The Oakland A's were in double trouble today. The Yankees beat them twice, each time with game-winning home runs and belief pitchers who gave the A's no relief, striking out the side each time in the last inning.

"Pitching and power," said Jerry Mumphrey, whose 10th-inning home run wom the first game for the Yankees, 3-2. "That's what this team is all about."

"Pitching and defense," said Jim Spencer, whose seventh-inning home run won the second game for the Yankees, 2-0, sending Oakland to its fourth and fifth losses in 25 games this season.

The Yankees came into the first game of the doubleheader with a batting average of .224 and an ERA of 3.04. The Bronx Bombers have hig 26 home runs so far this season, but otherwise their hitting has been a bomb. Their pitching is the reason they are percentage points out of first place.

"We're part of the ball club, too," said Ruby May, who started the first game. "We wear the same color uniforms."

"We don't feel like orphans," insisted Tommy John, who won the second game with a little ninth-inning help from his friend, Rich Gossage.

It is easy to overlook your pitching staff when your lineup has people named Jackson and Winfield. But not today.

Not Ron Davis and Gossage. Not even May and John.

With the score tied, 2-2, in the bottom of the ninth of the first game, May struck out Jeff Newman on three pitches before giving up singles to shortstop Dave McKay and second baseman Shooty Babitt. Enter Davis, who promptly struck out the last five batters of the game. "I've never even struck out five batters in a game before," Davis said.

While everyone (48,592 paid) was asking the question, Where's Gossage? Davis struck out pinch-hitter Dave Revering on three pitches and Rickey Henderson on four.

In the top of the 10th, Mumphrey, the other new Yankee outfielder from San Diego, hit his third home run of the season (he had three in 1980), to put the Yankees ahead, 3-2.

Then Davis continued his Gossage impersonation, striking out Dwayne Murphy, Cliff Johnson and Tony Armas to end the game. Gossage stopped warming up in the bullpen, watching in appreciation.

"We (the rest of the bullpen) don't get too much credit," said Davis, who had 16 strikeouts in 11 2/3 innings coming into the game. "We don't expect too much. I guarantee you they would rather have struck out against me than Gossage. He's frightening."

In the second game, they got their chance. Jim Spencer put the Yankees ahead, 1-0, in the seventh with his first home run of the season.

In the eight, Dave Winfield, the richest man in baseball, got one of the game's cheapest hits, a checked swing RBI single that landed just short of the right field grass. "I can't believe he makes $20 million and hits the ball that softly," said A's Manager Billy Martin. "They say he's a decent hitter, but I haven't seen it. He has the softest bat I've ever seen for a guy 6 foot 6. I think George (Steinbrenner) has lost his feathers."

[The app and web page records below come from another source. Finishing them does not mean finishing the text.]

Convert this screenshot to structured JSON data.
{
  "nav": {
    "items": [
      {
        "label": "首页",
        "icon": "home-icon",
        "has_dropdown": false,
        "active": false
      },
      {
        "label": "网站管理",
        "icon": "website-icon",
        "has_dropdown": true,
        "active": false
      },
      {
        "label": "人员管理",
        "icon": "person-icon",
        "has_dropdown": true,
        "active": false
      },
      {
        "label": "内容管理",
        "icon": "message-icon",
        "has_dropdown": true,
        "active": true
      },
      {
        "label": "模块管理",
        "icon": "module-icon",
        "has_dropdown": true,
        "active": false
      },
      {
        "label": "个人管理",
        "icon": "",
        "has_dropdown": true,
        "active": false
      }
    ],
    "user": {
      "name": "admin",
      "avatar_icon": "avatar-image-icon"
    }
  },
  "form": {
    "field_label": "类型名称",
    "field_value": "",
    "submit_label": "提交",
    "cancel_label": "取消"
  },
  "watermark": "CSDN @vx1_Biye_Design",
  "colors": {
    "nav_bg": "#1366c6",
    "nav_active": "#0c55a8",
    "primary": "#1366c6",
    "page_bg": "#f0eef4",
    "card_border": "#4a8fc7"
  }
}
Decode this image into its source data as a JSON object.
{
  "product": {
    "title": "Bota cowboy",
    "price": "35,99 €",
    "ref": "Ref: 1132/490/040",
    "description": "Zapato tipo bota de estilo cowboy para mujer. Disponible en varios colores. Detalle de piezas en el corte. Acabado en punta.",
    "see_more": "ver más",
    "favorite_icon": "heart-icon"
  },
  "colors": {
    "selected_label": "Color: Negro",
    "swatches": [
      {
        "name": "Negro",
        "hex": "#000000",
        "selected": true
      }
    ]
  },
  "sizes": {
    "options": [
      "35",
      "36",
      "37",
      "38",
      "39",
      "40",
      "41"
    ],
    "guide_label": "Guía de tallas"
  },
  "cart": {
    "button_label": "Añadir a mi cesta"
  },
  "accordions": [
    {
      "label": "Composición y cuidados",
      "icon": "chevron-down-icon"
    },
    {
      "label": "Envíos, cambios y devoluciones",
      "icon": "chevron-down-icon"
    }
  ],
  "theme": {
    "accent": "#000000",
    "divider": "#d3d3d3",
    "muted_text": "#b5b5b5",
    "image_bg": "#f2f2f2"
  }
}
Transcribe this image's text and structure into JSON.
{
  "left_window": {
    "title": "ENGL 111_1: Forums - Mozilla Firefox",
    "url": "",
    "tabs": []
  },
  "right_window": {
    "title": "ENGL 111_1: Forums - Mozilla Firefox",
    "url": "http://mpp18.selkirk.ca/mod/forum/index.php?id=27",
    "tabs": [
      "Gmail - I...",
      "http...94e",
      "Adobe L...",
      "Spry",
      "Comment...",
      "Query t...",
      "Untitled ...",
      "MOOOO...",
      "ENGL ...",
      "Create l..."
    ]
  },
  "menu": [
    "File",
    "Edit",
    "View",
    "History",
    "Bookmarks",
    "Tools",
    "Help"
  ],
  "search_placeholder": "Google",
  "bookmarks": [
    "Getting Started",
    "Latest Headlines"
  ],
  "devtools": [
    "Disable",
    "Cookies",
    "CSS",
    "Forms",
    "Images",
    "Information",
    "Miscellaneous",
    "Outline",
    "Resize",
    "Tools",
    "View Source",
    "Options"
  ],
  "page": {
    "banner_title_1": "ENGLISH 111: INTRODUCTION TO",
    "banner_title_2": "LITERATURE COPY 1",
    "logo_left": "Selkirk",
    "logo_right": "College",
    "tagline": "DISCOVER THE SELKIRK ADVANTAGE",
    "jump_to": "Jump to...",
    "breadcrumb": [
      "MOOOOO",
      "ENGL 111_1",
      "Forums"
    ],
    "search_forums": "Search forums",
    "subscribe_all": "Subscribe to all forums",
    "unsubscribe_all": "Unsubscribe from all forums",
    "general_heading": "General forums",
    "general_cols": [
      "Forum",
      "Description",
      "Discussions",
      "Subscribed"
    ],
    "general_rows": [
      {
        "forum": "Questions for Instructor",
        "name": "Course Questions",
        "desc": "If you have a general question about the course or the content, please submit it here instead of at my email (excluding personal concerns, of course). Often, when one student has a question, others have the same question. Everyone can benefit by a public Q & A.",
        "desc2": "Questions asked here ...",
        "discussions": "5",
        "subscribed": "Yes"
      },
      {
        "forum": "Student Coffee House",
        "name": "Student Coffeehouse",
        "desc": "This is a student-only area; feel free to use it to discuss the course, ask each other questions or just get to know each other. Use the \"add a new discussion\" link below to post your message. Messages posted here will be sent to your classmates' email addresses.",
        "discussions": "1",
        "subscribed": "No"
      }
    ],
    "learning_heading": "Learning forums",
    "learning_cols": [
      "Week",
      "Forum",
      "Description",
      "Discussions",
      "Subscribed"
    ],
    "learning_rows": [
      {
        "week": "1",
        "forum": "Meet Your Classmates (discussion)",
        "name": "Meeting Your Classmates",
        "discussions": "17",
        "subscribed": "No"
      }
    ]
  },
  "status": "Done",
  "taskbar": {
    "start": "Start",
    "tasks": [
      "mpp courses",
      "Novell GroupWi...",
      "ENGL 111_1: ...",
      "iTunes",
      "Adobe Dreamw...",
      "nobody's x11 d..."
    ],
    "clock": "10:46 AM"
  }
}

In the ninth, John, who gave up only five singles while winning his fourth game of the season, began the inning by walking Murphy. This time, there was no doubt as to who was coming out of the bullpen: Gossage, who had not pitched since Monday.

He struck out Cliff Johnson, before giving up a self-defense single to Armas. Gossage throws so hard, you'd think the ball would unravel before it got to home plate. But it was the A's that unraveled. Mike Heath and Wayne Gross went down swinging.

"In the fifth or sixth, I start thinking about it," Gossage said. I start stirring. When the phone rings, I start to stir a little more. If the starter gets in trouble, I know it's gonna be my territory. By the time I reach the mound, I'm ready.

"Since I was 7 years old, I could bring it. It's always been this way. I was always overpowering. When I was very young, I was skin and bones. My brother and I would have a catch in the front yard, and he would say, 'You can't throw hard.' I would get tears in my eyes and be throwing and crying. Maybe that's where I got it from."